The suit seeks unspecified damages, an injunction barring the employees from disclosing Diverse's confidential information and an order compelling them to arbitrate the dispute. According to the complaint, Diverse expects the dispute to be headed to arbitration as a result of employment agreements with the three former agents, but the company says it was forced to seek provisional remedies to deter the diversion of its clients.

The talent agency says on its website that its "highly valued clientele" includes "Academy Award winners, top sitcom actors, one-hour drama directors, editors and producers." The site states that the agency's clients have worked on shows including "The Big Bang Theory" and "Battlestar Galactica" and movies including "Transformers" and "Good Night and Good Luck."

The parties are scheduled to appear before Judge Meiers for a case-management conference on January 10, 2012.

United States District Court for the Northern District of California
Federal prosecutors indict a state-owned Chinese company and its executive on charges of conspiracy to steal DuPont’s trade secrets
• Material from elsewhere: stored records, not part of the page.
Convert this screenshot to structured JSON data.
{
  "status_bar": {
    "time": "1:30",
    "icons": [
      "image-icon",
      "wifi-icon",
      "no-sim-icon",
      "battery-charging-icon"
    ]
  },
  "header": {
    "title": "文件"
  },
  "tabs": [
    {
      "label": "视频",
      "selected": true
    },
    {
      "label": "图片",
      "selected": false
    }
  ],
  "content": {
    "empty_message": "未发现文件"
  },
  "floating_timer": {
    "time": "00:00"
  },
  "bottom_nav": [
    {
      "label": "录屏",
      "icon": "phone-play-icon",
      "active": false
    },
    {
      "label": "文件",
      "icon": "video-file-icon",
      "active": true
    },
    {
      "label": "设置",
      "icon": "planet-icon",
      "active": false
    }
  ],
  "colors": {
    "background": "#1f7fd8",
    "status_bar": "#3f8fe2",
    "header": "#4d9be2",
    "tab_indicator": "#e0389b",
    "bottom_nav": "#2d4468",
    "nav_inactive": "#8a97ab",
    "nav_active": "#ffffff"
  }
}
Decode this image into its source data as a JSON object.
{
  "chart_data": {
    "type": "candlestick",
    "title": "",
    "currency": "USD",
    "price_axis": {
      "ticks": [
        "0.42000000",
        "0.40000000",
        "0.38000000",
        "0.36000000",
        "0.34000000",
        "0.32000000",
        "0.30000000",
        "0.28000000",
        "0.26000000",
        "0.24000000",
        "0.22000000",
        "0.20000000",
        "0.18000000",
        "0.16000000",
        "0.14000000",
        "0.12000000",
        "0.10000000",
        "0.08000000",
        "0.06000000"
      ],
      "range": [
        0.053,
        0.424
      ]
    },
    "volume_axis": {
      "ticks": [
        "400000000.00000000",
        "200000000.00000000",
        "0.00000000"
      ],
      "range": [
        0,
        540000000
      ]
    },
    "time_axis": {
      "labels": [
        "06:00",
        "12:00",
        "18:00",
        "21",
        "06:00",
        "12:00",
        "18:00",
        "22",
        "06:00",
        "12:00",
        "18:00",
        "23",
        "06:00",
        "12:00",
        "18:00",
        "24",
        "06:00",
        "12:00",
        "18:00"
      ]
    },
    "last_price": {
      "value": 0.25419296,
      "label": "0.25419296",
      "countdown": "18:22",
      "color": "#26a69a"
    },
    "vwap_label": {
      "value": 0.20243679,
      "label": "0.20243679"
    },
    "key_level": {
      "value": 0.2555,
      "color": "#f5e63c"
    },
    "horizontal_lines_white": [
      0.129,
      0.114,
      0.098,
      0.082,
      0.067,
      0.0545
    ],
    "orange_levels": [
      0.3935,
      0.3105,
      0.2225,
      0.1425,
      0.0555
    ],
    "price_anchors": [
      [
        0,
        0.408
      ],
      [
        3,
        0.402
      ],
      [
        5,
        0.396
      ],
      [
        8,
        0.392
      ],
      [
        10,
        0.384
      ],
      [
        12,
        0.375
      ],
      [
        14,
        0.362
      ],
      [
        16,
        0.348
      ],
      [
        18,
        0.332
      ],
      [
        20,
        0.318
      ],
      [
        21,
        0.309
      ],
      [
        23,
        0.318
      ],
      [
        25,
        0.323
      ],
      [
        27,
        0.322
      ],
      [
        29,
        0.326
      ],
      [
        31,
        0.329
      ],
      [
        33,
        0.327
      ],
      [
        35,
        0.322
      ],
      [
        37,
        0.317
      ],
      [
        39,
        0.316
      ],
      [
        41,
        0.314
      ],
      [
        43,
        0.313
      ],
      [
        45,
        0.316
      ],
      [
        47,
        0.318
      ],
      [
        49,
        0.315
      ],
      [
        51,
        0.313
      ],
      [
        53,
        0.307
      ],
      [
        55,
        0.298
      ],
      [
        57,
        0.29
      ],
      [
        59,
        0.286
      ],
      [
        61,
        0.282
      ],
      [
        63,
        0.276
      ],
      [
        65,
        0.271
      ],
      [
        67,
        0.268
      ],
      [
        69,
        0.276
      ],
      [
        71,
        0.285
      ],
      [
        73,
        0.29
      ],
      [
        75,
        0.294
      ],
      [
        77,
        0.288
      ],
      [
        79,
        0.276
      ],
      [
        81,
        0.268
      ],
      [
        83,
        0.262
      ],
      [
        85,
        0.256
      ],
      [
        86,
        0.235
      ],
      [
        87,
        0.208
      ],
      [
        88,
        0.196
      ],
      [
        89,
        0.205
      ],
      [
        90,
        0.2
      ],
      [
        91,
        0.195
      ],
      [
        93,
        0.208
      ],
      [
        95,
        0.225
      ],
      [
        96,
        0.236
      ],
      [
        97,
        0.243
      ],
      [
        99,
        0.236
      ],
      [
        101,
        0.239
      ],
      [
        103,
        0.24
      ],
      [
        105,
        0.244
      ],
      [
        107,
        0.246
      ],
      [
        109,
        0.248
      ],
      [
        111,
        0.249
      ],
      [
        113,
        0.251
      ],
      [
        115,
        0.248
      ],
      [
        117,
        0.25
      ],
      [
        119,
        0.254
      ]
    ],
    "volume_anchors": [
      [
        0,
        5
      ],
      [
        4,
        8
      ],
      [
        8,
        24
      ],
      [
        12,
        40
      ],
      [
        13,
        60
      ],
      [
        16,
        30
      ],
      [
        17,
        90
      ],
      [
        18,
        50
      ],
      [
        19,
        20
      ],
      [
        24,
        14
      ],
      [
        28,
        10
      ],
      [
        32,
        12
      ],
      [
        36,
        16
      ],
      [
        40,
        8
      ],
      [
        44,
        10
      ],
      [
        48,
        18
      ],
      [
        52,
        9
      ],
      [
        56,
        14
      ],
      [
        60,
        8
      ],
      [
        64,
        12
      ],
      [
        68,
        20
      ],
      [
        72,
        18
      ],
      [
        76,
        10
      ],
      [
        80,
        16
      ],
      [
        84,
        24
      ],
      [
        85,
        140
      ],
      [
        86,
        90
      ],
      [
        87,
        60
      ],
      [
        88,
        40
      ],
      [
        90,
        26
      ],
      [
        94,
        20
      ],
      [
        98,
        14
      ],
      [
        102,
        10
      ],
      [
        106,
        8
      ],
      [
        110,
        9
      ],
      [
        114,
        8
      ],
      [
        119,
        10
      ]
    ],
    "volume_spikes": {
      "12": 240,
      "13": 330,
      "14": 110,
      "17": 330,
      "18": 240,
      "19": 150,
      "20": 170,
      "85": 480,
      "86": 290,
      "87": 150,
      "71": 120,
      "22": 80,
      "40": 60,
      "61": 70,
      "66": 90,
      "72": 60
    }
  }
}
On February 7, 2012, in a rare action, federal prosecutors indicted Pangang Group Limited Company (“Pangang”), a state-owned steel manufacturer in China, and a Pangang executive on charges of conspiracy to steal DuPont’s trade secrets about titanium dioxide technology in violation of the Economic Espionage Act (EEA), 18 U.S.C. §1831 et seq. This indictment supercedes a 2011 indictment in which federal prosecutors originally charged Californians Walter and Christina Liew with witness tampering and making false statements in a federal criminal investigation into the alleged trade secrets theft. DuPont is the world’s largest manufacturer of chloride-route titanium dioxide, a white pigment used in paint, plastics and paper, and defendants allegedly made a “long-running effort” to obtain DuPont’s trade secrets about the process to benefit Chinese companies. Arraignment is scheduled for March 1, 2012.

United States District Court for the Northern District of California
Man sentenced for theft of Trade Secrets from DuPont

Walter Liew was sentenced to 15 years in prison, and fined $28 million following his conviction under the Economic Espionage Act. The conviction arose from the theft of trade secrets from DuPont, particularly information and documents pertaining to the production process of a white pigment, titanium dioxide (TiO2). The pigment is what DuPont uses to achieve its whitest whites in everything from cars to paper.

Judge White, writing in the Northern District of California on a post-conviction motion for acquittal, explained that the evidence demonstrating the intent to injure Dupont, and intent to benefit a foreign government was sufficient for a rational juror to find Liew guilty. It was also noted that the money was tracked to various accounts in Singapore and China, but could not be recovered.